The Tunstall War Memorial - About Tunstall

About Tunstall
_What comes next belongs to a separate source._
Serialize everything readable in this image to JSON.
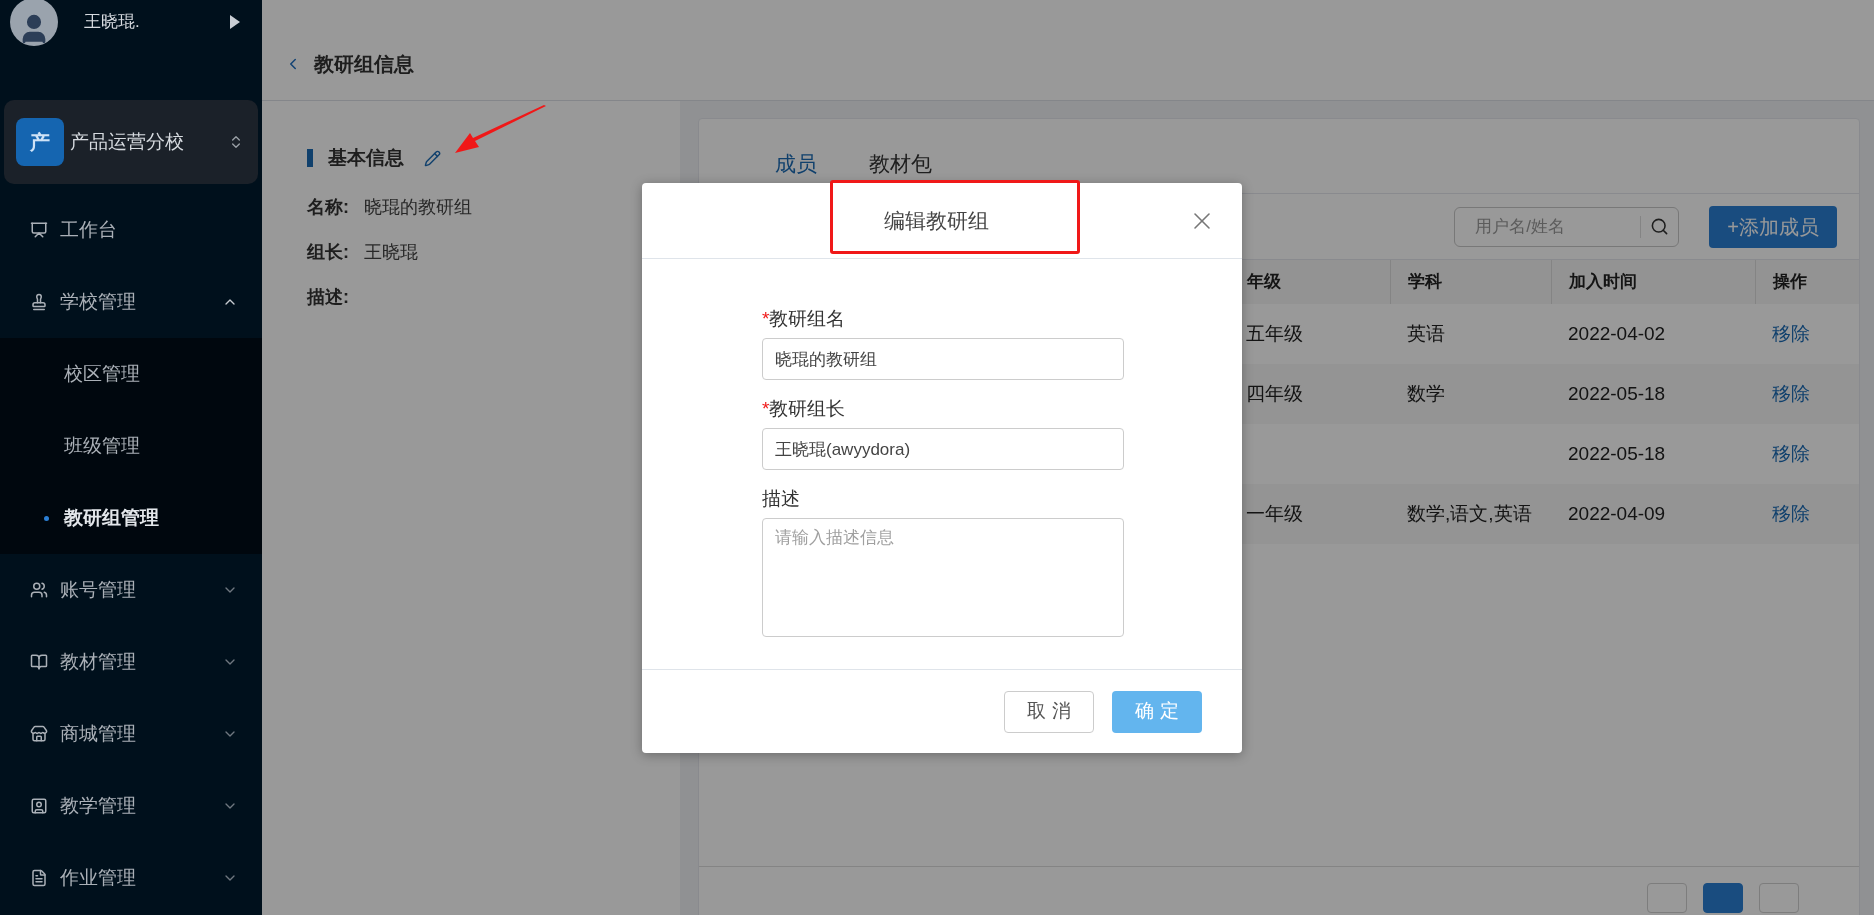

Tunstall is an area in the City of Stoke-on-Trent, Staffordshire. It was one of the original six towns that federated to form the City. Tunstall is the most northern, and fourth largest town of the Potteries and is situated in the very north west of the Borough, with its north and west boundaries being the city limit. It stands on a ridge of land between Fowlea Brook to the west and Scotia Brook to the east, surrounded by old tile making and brick making sites, some of which date back to the Middle Ages.
Telford TunnelTunstall's industries were served by the Trent and Mersey Canal, constructed over 11 years from 1766. The canal was designed by James Brindley, resident of Turnhurst Hall in nearby Chell. Just north of Tunstall lies one of Brindley's greatest achievements, the Harecastle tunnel, which takes the Trent and Mersey Canal underneath Goldenhill. Barges were 'legged' through by men lying on their backs on top of the barges and pushing against the roof with their feet. This was a physically demanding and slow, causing major delays, so in 1827 leading civil engineer Thomas Telford was commissioned to provide a second, and wider, parallel tunnel with a towpath. Today the Harecastle Tunnels are the fourth longest canal tunnels in the UK.
Tunstall was served by a railway station, which was opened by the North Staffordshire Railway on 1 December 1873. This closed under the Beeching Axe in 1965 with the removal of the Potteries Loop Line.[2] Today Tunstall lies roughly equidistant between Longport and Kidsgrove railway stations on the Stafford to Manchester Line, a branch of the West Coast Main Line (Network Rail Route 18). There are also direct services to Crewe and Derby. It is also well served by buses provided by: Baker Coaches, Clowes Coaches, D&G Coaches, Wardle Transport and First Potteries, connecting Tunstall to all surrounding settlements.
The A50 is the main arterial route through Tunstall, running from Warrington to Leicester via Stoke and Derby. Tunstall is linked to the A500 "D-road", which passes just west of the town, by the new A527 linkway the town connecting Tunstall and the rest of Stoke-on-Trent to the M6 motorway. Slightly further east the A34 runs north-south, towards Manchester and Newcastle-under-Lyme respectively.War Memorial
There is evidence of small scale pottery manufacturing in Tunstall from the 14th century.[12] However, Tunstall was one of the last of towns in the Potteries to begin large scale pottery manufacturing, with the main focus being on farming, and to a lesser extent, coal & iron mining and mills. Thus Tunstall was not affected by the 1842 Pottery Riots. However, Tunstall still has a rich industrial heritage. At the start of the 19th century there were 3 pottery works in the town, by the close of the century that number had risen to 13. Famous potters located in the town have been the Adams dynasty of potters founded by William Adams, as well as Alfred Meakin, Booths founded by Enoch Booth, and Enoch Wedgwood. Robert Beswick, father of Beswick Pottery founder James Wright Beswick, began making pottery in Tunstall. Jabez Vodrey is a noted emigrant potter, the first English potter west of the Appalachian Mountains. Clarice Cliff (20 January 1899 - 23 October 1972) was an English ceramic industrial artist active from 1922 to 1963. Charles Shaw was a 19th century potter who's in-depth autobiography has given some of the clearest insights into the Victorian Potteries, and provided Arnold Bennett with inspiration for his Clayhanger novels.[13] Tunstall became widely known for its tiles, regarded to be as good as slate. Decorative ceramic tiles are still made in Tunstall by H and R Johnson-Richards Tiles Ltd.

Source: Wikipedia